Cognitive Therapy and Research

, Volume 2, Issue 1, pp 105–117 | Cite as

On paradigms and recycled ideologies: Analogue research revisited

  • Alan E. Kazdin
  • Todd Rogers

Abstract

Bandura discusses how the traditional disease model, explicitly rejected by proponents of behavior modification, has been unwittingly endorsed in several different ways. The dichotomization of clinical and nonclinical populations, the global assessment of therapy outcome, and the methods of treatment delivery all embrace the traditional approach toward deviant behavior. Bandura illustrates how the notion of “analogue research” implies an adherence to the disease model. Analogue research ordinarily is viewed as a distinct category of research secondary to investigations with clinical populations in treatment settings. Yet, controlled research has several unique advantages, well illustrated by Bandura, and is central to developing effective therapy techniques. The present paper uses Bandura's position as a point of departure to elaborate the nature of so-called analogue research. The problems seemingly peculiar to analogue research are considered to characterize all experimental research. To criticize analogue studies in behavior modification is to fail to appreciate the purposes of experimental research in general. Moreover, laboratory investigation of a particular phenomenon does not entail any inherent restrictions on the external validity of the findings. External validity, or the generalizability of the results, is always an empirical question.

Preview

Unable to display preview. Download preview PDF.

Unable to display preview. Download preview PDF.

References

  1. Bandura, A. Self-efficacy: Toward a unifying theory of behavioral change.Psychological Review 1977,84 191–215.Google Scholar
  2. Bandura, A. On paradigms and recycled ideologies.Cognitive Therapy and Research 1978,2 79–103.Google Scholar
  3. Bernstein, D. A., & Paul, G. L. Some comments on therapy analogue research with small animal “phobias.”Journal of Behavior Therapy and Experimental Psychiatry 1971,2 225–237.Google Scholar
  4. Campbell, D. T., & Stanley, J. C. Experimental and quasi-experimental designs for research and teaching.
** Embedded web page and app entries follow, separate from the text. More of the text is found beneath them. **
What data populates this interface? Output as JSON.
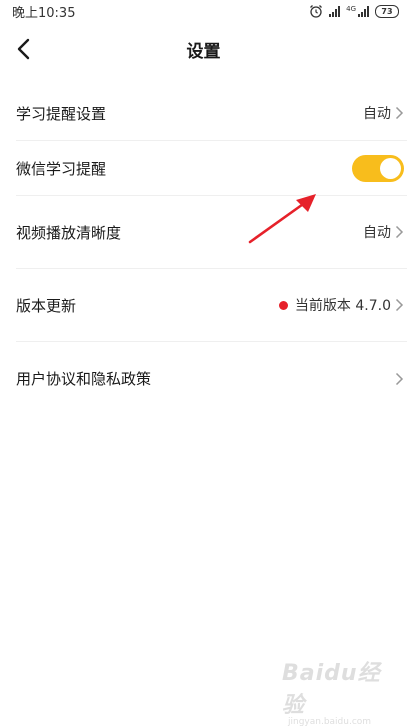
{
  "status_bar": {
    "time": "晚上10:35",
    "network_label": "4G",
    "battery": "73",
    "icons": [
      "alarm-icon",
      "signal-icon",
      "signal-4g-icon",
      "battery-icon"
    ]
  },
  "header": {
    "title": "设置",
    "back_icon": "chevron-left-icon"
  },
  "settings": {
    "items": [
      {
        "label": "学习提醒设置",
        "value": "自动",
        "control": "chevron"
      },
      {
        "label": "微信学习提醒",
        "value": "",
        "control": "toggle",
        "toggle_on": true
      },
      {
        "label": "视频播放清晰度",
        "value": "自动",
        "control": "chevron"
      },
      {
        "label": "版本更新",
        "value": "当前版本 4.7.0",
        "control": "chevron",
        "has_dot": true
      },
      {
        "label": "用户协议和隐私政策",
        "value": "",
        "control": "chevron"
      }
    ]
  },
  "colors": {
    "toggle_on": "#f8bd1c",
    "update_dot": "#e6212a",
    "annotation_arrow": "#e6212a"
  },
  "watermark": {
    "logo": "Baidu经验",
    "sub": "jingyan.baidu.com"
  }
}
In N. L. Gage (Ed.),Handbook of research on teaching. Chicago: Rand-McNally, 1963.Google Scholar
  5. Eysenck, H. J. Learning theory and behaviour therapy.Journal of Mental Science 1959,105 61–75.Google Scholar
  6. Kazdin, A. E. Evaluating the generality of findings in analogue therapy research.Journal of Consulting and Clinical Psychology, in press.Google Scholar
  7. Kazdin, A. E., & Wilson, G. T.Evaluation of behavior therapy: Issues, evidence, and research strategies. Cambridge, Mass.: Ballinger, 1978.Google Scholar
  8. Krasner, L. Behavior therapy. In P. H. Mussen (Ed.),Annual review of psychology (Vol. 22). Palo Alto, Calif.: Annual Reviews, 1971.Google Scholar
  9. Luborsky, L., Singer, B., & Luborsky, L. Comparative studies of psychotherapies: Is it true that “everyone has won and all must have prizes”?Archives of General Psychiatry 1975,32 995–1008.Google Scholar
  10. Marks, I. M. Behavioral treatments of phobic and obsessive-compulsive disorders: A critical appraisal. In M. Hersen, R. M. Eisler, & P. M. Miller (Eds.),Progress in behavior modification (Vol. 1). New York: Academic Press, 1975.Google Scholar
  11. Orne, M. T. On the social psychology of the psychological experiment: With particular reference to demand characteristics and their implications.American Psychologist 1962,17 776–783.Google Scholar
  12. Paul, G. L.Insight vs. desensitization in psychotherapy: An experiment in anxiety reduction. Stanford: Stanford University Press, 1966.Google Scholar
  13. Sloane, R. B., Staples, F. R., Cristol, A. H., Yorkston, N. J., & Whipple, K.Psychotherapy versus behavior therapy. Cambridge, Mass.: Harvard University Press, 1975.Google Scholar
  14. Ullmann, L. P., & Krasner, L. (Eds.),Case studies in behavior modification. New York: Holt, Rinehart & Winston, 1965.Google Scholar
  15. Weber, S. J., & Cook, T. D. Subject effects in laboratory research: An examination of subject roles, demand characteristics, and valid inference.Psychological Bulletin 1972,77 273–295.Google Scholar

Copyright information

© Plenum Publishing Corporation 1978

Authors and Affiliations

  • Alan E. Kazdin
    • 1
  • Todd Rogers
    • 1
  1. 1.Department of PsychologyThe Pennsylvania State UniversityUniversity ParkUSA

Personalised recommendations